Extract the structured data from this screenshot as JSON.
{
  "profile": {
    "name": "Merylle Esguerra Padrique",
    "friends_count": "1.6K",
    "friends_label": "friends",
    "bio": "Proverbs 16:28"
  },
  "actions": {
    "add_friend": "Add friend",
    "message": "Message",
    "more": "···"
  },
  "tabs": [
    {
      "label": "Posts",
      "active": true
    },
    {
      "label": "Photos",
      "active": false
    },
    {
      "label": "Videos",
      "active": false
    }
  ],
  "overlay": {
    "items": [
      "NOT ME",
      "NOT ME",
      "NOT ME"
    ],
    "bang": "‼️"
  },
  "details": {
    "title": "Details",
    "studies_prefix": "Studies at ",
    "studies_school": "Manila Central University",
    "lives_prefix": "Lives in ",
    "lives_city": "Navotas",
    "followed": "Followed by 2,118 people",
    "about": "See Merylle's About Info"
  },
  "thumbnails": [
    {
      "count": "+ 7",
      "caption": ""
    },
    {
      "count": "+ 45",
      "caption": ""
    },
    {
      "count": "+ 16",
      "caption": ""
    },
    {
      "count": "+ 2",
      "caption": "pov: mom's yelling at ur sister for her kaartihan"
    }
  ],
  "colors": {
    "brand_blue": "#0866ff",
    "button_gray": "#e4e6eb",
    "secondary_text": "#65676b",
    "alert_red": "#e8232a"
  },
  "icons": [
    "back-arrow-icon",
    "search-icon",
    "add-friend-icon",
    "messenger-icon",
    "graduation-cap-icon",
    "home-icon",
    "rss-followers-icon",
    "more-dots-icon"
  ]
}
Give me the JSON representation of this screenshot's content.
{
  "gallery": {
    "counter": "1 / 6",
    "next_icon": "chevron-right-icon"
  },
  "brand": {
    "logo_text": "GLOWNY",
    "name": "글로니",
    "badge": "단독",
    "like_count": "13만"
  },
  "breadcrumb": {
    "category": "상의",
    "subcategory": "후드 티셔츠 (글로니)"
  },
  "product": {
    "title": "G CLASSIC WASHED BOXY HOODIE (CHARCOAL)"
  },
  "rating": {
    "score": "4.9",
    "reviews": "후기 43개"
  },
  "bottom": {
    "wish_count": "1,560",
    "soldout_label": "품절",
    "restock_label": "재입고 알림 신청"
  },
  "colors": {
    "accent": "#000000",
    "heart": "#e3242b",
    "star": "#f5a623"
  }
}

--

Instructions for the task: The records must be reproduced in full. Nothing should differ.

Answer to this problem:
Extract the structured data from this screenshot as JSON.
{
  "profile": {
    "name": "Merylle Esguerra Padrique",
    "friends_count": "1.6K",
    "friends_label": "friends",
    "bio": "Proverbs 16:28"
  },
  "actions": {
    "add_friend": "Add friend",
    "message": "Message",
    "more": "···"
  },
  "tabs": [
    {
      "label": "Posts",
      "active": true
    },
    {
      "label": "Photos",
      "active": false
    },
    {
      "label": "Videos",
      "active": false
    }
  ],
  "overlay": {
    "items": [
      "NOT ME",
      "NOT ME",
      "NOT ME"
    ],
    "bang": "‼️"
  },
  "details": {
    "title": "Details",
    "studies_prefix": "Studies at ",
    "studies_school": "Manila Central University",
    "lives_prefix": "Lives in ",
    "lives_city": "Navotas",
    "followed": "Followed by 2,118 people",
    "about": "See Merylle's About Info"
  },
  "thumbnails": [
    {
      "count": "+ 7",
      "caption": ""
    },
    {
      "count": "+ 45",
      "caption": ""
    },
    {
      "count": "+ 16",
      "caption": ""
    },
    {
      "count": "+ 2",
      "caption": "pov: mom's yelling at ur sister for her kaartihan"
    }
  ],
  "colors": {
    "brand_blue": "#0866ff",
    "button_gray": "#e4e6eb",
    "secondary_text": "#65676b",
    "alert_red": "#e8232a"
  },
  "icons": [
    "back-arrow-icon",
    "search-icon",
    "add-friend-icon",
    "messenger-icon",
    "graduation-cap-icon",
    "home-icon",
    "rss-followers-icon",
    "more-dots-icon"
  ]
}
Give me the JSON representation of this screenshot's content.
{
  "gallery": {
    "counter": "1 / 6",
    "next_icon": "chevron-right-icon"
  },
  "brand": {
    "logo_text": "GLOWNY",
    "name": "글로니",
    "badge": "단독",
    "like_count": "13만"
  },
  "breadcrumb": {
    "category": "상의",
    "subcategory": "후드 티셔츠 (글로니)"
  },
  "product": {
    "title": "G CLASSIC WASHED BOXY HOODIE (CHARCOAL)"
  },
  "rating": {
    "score": "4.9",
    "reviews": "후기 43개"
  },
  "bottom": {
    "wish_count": "1,560",
    "soldout_label": "품절",
    "restock_label": "재입고 알림 신청"
  },
  "colors": {
    "accent": "#000000",
    "heart": "#e3242b",
    "star": "#f5a623"
  }
}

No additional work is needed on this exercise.